Award-winning actress will discuss new book, conservation work

Jane Alexander, an award-winning actress known for her roles in movies like The Cider House Rules and shows like The Blacklist, will visit Wilton Library on Tuesday, Nov. 15, to discuss her other passion — conservation.

From 7 to 8:30 p.m., Alexander will discuss her new book — Wild Things, Wild Places: Adventurous Tales of Wildlife and Conservation on Planet Earth — and share her experiences traveling to some of the world’s most exotic places and spending time with endangered species.

In her book, Alexander provides a personal look at the vastly changing world of wildlife, as well as the crucial work of animal and bird preservation being done by scientists, field biologists, zoologists, environmentalists, and conservationists.

Alexander got into conservation work in the early 1980s, when she met and befriended American zoologist and world-leading big cat expert Alan Rabinowitz in Belize. After that, she began traveling with other field biologists to different parts of the world.

“Once I began to travel with field biologists, it became clear to me that they weren’t just doing pure research science anymore — they were doing protection of the animals and the habitats as well,” Alexander told The Bulletin.

“They had moved from pure science to conservation, which seems to be what all scientists feel they have to do today in field biology.”

Alexander said many zoos have also changed their missions from “not just collection and education, but conservation as well.

“When I saw how diligently they were trying to protect these species — many of which were moving toward extinction like the tigers in the wild — I felt I needed to put my hat in the ring and work as hard as I could for the protection of species as well,” she said.

Alexander said it was Rabinowitz who helped get her involved with the Wildlife Conservation Society at the Bronx Zoo. She joined the society in the 1980s and became a trustee.

“The best way to really help scientists in the field save the animals is through the organizations that support them or the institutions that are supporting them,” said Alexander.

Alexander said she tells people looking to help wildlife to “join any organization that [they] feel a strong affinity for.”

“If it’s elephants, join Save the Elephants or Wildlife Conservation Society — any organization that is helping to protect those animals and save them from poaching right now on the ground,” she said, “and sign all the petitions that the organization sends you, because they’re really, really important to get to our legislators.”

Alexander said she is particularly passionate about birds in general and she served as a board member of the American Bird Conservancy, as well as a park commissioner for the New York state parks.

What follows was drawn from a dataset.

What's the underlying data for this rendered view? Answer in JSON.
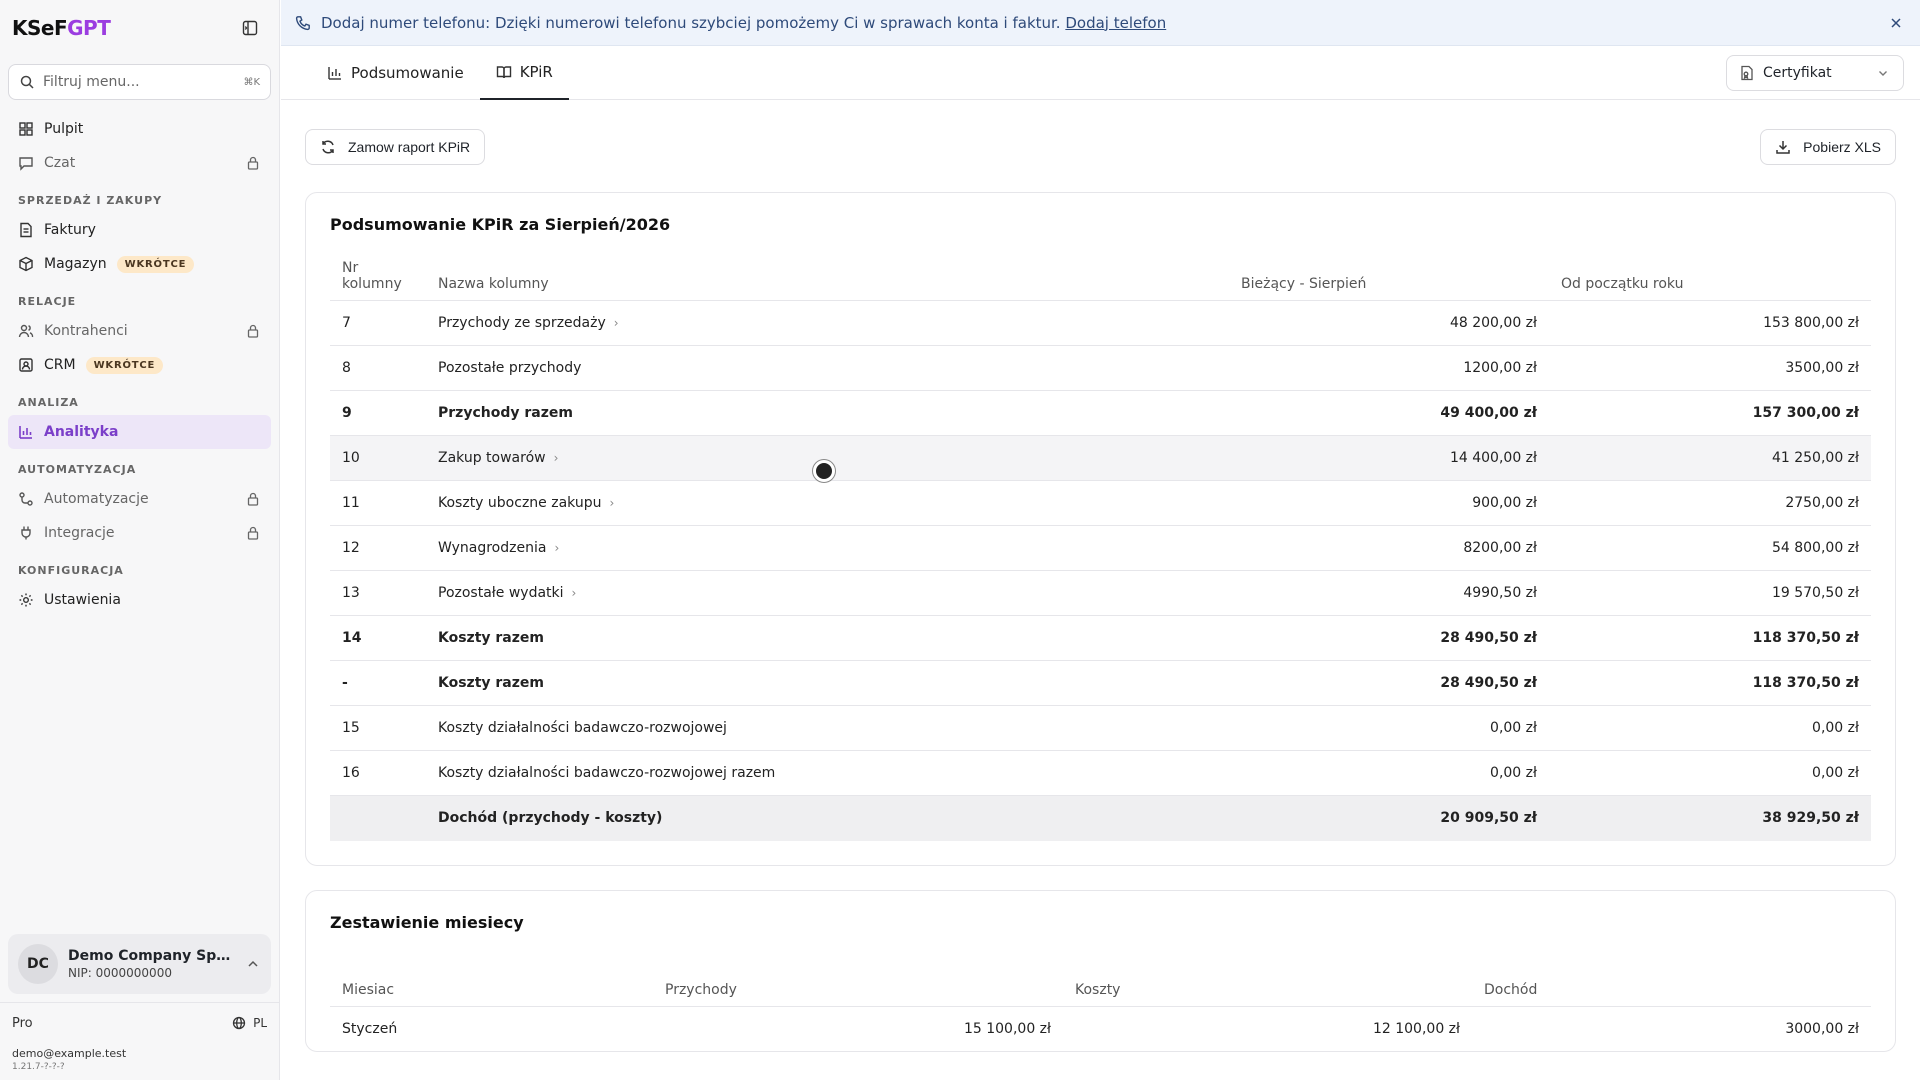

She is currently on the board of the National Audubon Society.

“I think if you’re either a member at large or a board member of these organizations, you really begin to see how your money can go strategically to one area or another,” she said.

The book

Alexander said there are three main parts to her book, which focuses on her travels with field biologists.

“The first part of it is about my meeting with Alan Rabinowitz in Belize, tracking jaguars with him and then visiting him in other places in the world where he had study sites,” she said.

Alexander said the first part also looks at Rabinowitz’s “arc of protecting the great cats of the world.” Rabinowitz is CEO of Panthera, a nonprofit conservation organization devoted to protecting the world’s 37 wild cat species.

“The second part of the book is called Wildlife Woman, and that’s about me coming of age as a conservationist and doing what I can and learning about species in different places,” she said.

The third part of the book — The Body of the Earth — is about “the miracles of life on Earth,” said Alexander, as well as “bad practices, the crises that animals are facing and then good practices, best practices, and how we can turn this around.”

By reading her book, Alexander said, she hopes people gain an understanding of “the interconnectedness of we, as the top mammal species in the world, between all living creatures.

“We don’t fully understand it because the web of connection is so complex,” she said, “but every single living thing — as the pope said in his encyclical on climate change last year — is important.

“He said even the smallest creatures in the soil are important … and everything in our lives as human beings depends on everything else in the world,” said Alexander. “We get everything we have from natural resources, so we can’t afford to destroy it.”

Wildlife crisis

According to the World Wildlife Fund (WWF)’s Living Planet Index , global populations of fish, birds, mammals, amphibians, and reptiles have declined 58% since 1970.

“We are in a very critical state right now,” said Alexander, citing a recent WWF study that found that more than two-thirds of the world's wildlife could be gone by 2020.

“We really are in a critical state to try to coexist and live with them, and there is hope to do so,” she said.

“This is not the hardest thing in the world to take care of — it just means we all have to jump in together and do it.”

Alexander said she believes the best way to do that is to “support organizations that are supporting the people on the ground” working to protect wildlife.

“Whether it’s trying to stop poachers in Africa or Asia, or trying to plant the best kinds of vegetables in the Unites States,” she said.

“We’re all in it together and there are organization helping everybody accomplish the best practices.”

Alexander said she looks forward to her talk at Wilton Library, which is co-sponsored by Woodcock Nature Center and the library.

A Q&A period will follow her talk and copies of her book will be available for purchase and signing, courtesy of Elm Street Books. The program is free, but registration is highly recommended.

Information and registration:, 203-762-6334.